Chatham Hall
As the school year comes to an end, Chatham Hall had the chance to enjoy outstanding performances from the arts community with thematically connected dramatic and dance productions.
Known collectively as The Clothesline, the spring dance and theatre troupes explored the complex emotional relationship between women and clothing. Dancers put on a show entitled All Dressed Up And…, featuring both solo and ensemble explorations of the topic, while the Spring Theatre Collective put on a production of Nora Effron’s Love, Loss, and What I Wore.

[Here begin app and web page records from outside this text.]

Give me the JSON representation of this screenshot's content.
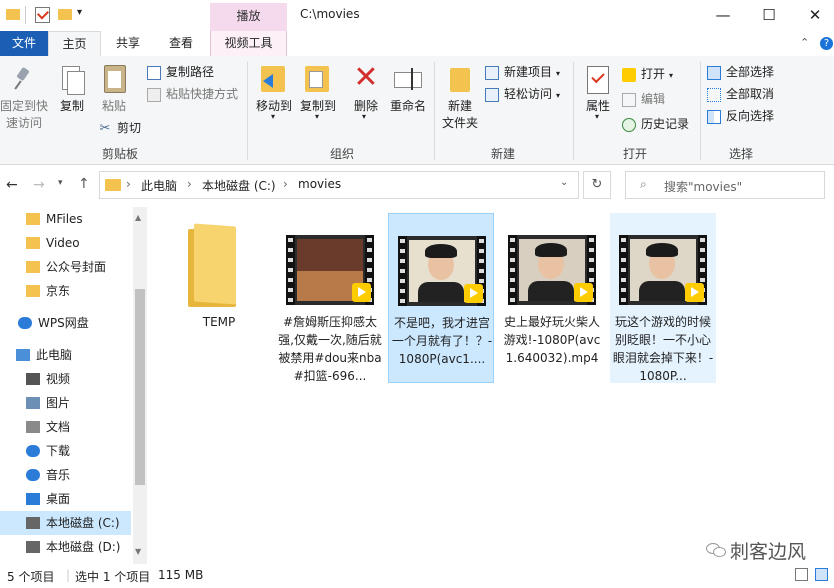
{
  "title_bar": {
    "contextual_tab": "播放",
    "path_title": "C:\\movies",
    "minimize": "—",
    "maximize": "☐",
    "close": "✕"
  },
  "ribbon_tabs": [
    "文件",
    "主页",
    "共享",
    "查看",
    "视频工具"
  ],
  "ribbon": {
    "clipboard": {
      "pin_label_1": "固定到快",
      "pin_label_2": "速访问",
      "copy": "复制",
      "paste": "粘贴",
      "copy_path": "复制路径",
      "paste_shortcut": "粘贴快捷方式",
      "cut": "剪切",
      "group": "剪贴板"
    },
    "organize": {
      "move_to": "移动到",
      "copy_to": "复制到",
      "delete": "删除",
      "rename": "重命名",
      "group": "组织"
    },
    "new": {
      "new_folder_1": "新建",
      "new_folder_2": "文件夹",
      "new_item": "新建项目",
      "easy_access": "轻松访问",
      "group": "新建"
    },
    "open": {
      "properties": "属性",
      "open": "打开",
      "edit": "编辑",
      "history": "历史记录",
      "group": "打开"
    },
    "select": {
      "select_all": "全部选择",
      "select_none": "全部取消",
      "invert": "反向选择",
      "group": "选择"
    }
  },
  "address": {
    "crumbs": [
      "此电脑",
      "本地磁盘 (C:)",
      "movies"
    ],
    "search_placeholder": "搜索\"movies\""
  },
  "nav": [
    {
      "label": "MFiles",
      "icon": "folder-icon"
    },
    {
      "label": "Video",
      "icon": "folder-icon"
    },
    {
      "label": "公众号封面",
      "icon": "folder-icon"
    },
    {
      "label": "京东",
      "icon": "folder-icon"
    },
    {
      "label": "WPS网盘",
      "icon": "cloud-icon"
    },
    {
      "label": "此电脑",
      "icon": "computer-icon"
    },
    {
      "label": "视频",
      "icon": "video-icon"
    },
    {
      "label": "图片",
      "icon": "picture-icon"
    },
    {
      "label": "文档",
      "icon": "document-icon"
    },
    {
      "label": "下载",
      "icon": "download-icon"
    },
    {
      "label": "音乐",
      "icon": "music-icon"
    },
    {
      "label": "桌面",
      "icon": "desktop-icon"
    },
    {
      "label": "本地磁盘 (C:)",
      "icon": "drive-icon"
    },
    {
      "label": "本地磁盘 (D:)",
      "icon": "drive-icon"
    }
  ],
  "files": [
    {
      "name": "TEMP",
      "type": "folder"
    },
    {
      "name": "#詹姆斯压抑感太强,仅戴一次,随后就被禁用#dou来nba#扣篮-696...",
      "type": "video"
    },
    {
      "name": "不是吧，我才进宫一个月就有了！？-1080P(avc1....",
      "type": "video"
    },
    {
      "name": "史上最好玩火柴人游戏!-1080P(avc1.640032).mp4",
      "type": "video"
    },
    {
      "name": "玩这个游戏的时候别眨眼！一不小心眼泪就会掉下来！-1080P...",
      "type": "video"
    }
  ],
  "status": {
    "count": "5 个项目",
    "selected": "选中 1 个项目",
    "size": "115 MB"
  },
  "watermark": "刺客边风",
  "colors": {
    "accent": "#1a5fb4",
    "selection": "#cce8ff",
    "contextual": "#f5d9ec"
  }
}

The dancers prepared for their show by studying choreography and dance improvisation, in addition to dance technique, in order to tap into deeply personal connections and creativity in their movements. Reflecting on the performance, Dance Instructor, Donna Franklin, said, “[The dancers] brought extraordinary creativity and intensity in presenting the full range of emotions. The voice of the choreographer came together with the expressiveness of the dancers in a powerful and moving way. That impact was felt by all who experienced this performance!” The performance ended with a Q & A session for the audience to speak directly with the student choreographers for a deeper understanding of the pieces they had performed.

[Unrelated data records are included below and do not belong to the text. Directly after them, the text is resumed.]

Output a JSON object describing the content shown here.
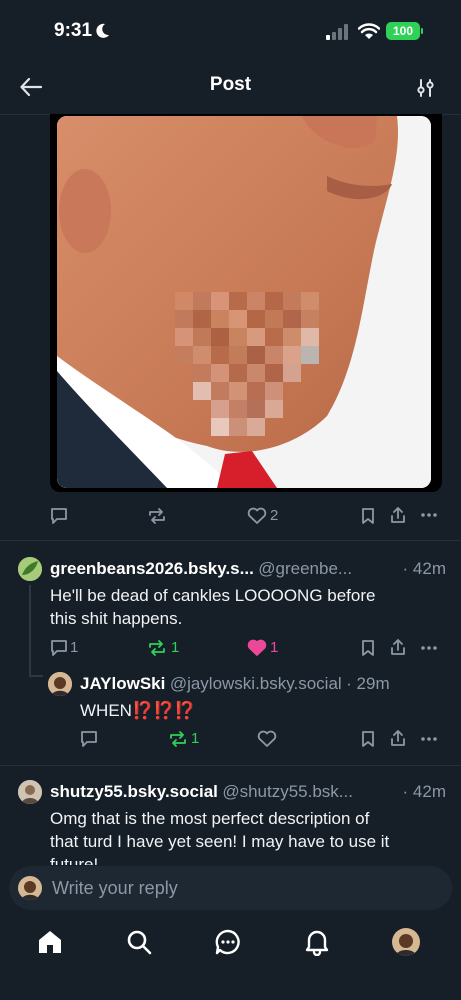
{
  "status_bar": {
    "time": "9:31",
    "battery": "100"
  },
  "header": {
    "title": "Post"
  },
  "main_post": {
    "likes": "2"
  },
  "replies": [
    {
      "author": "greenbeans2026.bsky.s...",
      "handle": "@greenbe...",
      "time": "· 42m",
      "text_line1": "He'll be dead of cankles LOOOONG before",
      "text_line2": "this shit happens.",
      "replies": "1",
      "reposts": "1",
      "likes": "1"
    },
    {
      "author": "JAYlowSki",
      "handle": "@jaylowski.bsky.social",
      "time": "· 29m",
      "text": "WHEN⁉️⁉️⁉️",
      "reposts": "1"
    },
    {
      "author": "shutzy55.bsky.social",
      "handle": "@shutzy55.bsk...",
      "time": "· 42m",
      "text_line1": "Omg that is the most perfect description of",
      "text_line2": "that turd I have yet seen! I may have to use it",
      "text_line3": "future!"
    }
  ],
  "composer": {
    "placeholder": "Write your reply"
  },
  "colors": {
    "background": "#161e27",
    "like_pink": "#ec4899",
    "repost_green": "#2fd158",
    "muted": "#8b98a5"
  }
}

In the Black Box, the Spring Theatre Collective brought their personal touch to the acclaimed work of Nora Effron through their performance of her seminal work, Love, Loss, and What I Wore. Students performed many of the vignettes from the original stage production, while also adding their own voices through original monologues prepared for this production. “In producing a play about the emotional context of clothing, it seemed necessary to hear the voices of the student actors interspersed with those of the characters. Through writing their personal clothing monologues, the performers connected even more deeply with the stories of the women they portrayed throughout this show,” said Director Gwen Couch. The personal touch of the performers could be found in every detail of the production, down to the set dressing, as students brought and used some of their own clothing as props. Both performances left their audiences with much to consider when thinking about the human relationship to clothing, both the good and the bad.
A girls' boarding and day school in southern Virginia, Chatham Hall prepares girls for college and for productive lives. Our innovative academic program offers advanced courses, global study and travel, as well as project-based learning. We foster the intellect and character of each student and, through our Honor Code, live in a community of trust. Grounded in its Episcopal heritage, the school welcomes students of all faiths and backgrounds.
800 Chatham Hall Circle | Chatham, VA 24531 | 434.432.2941 | admission@chathamhall.org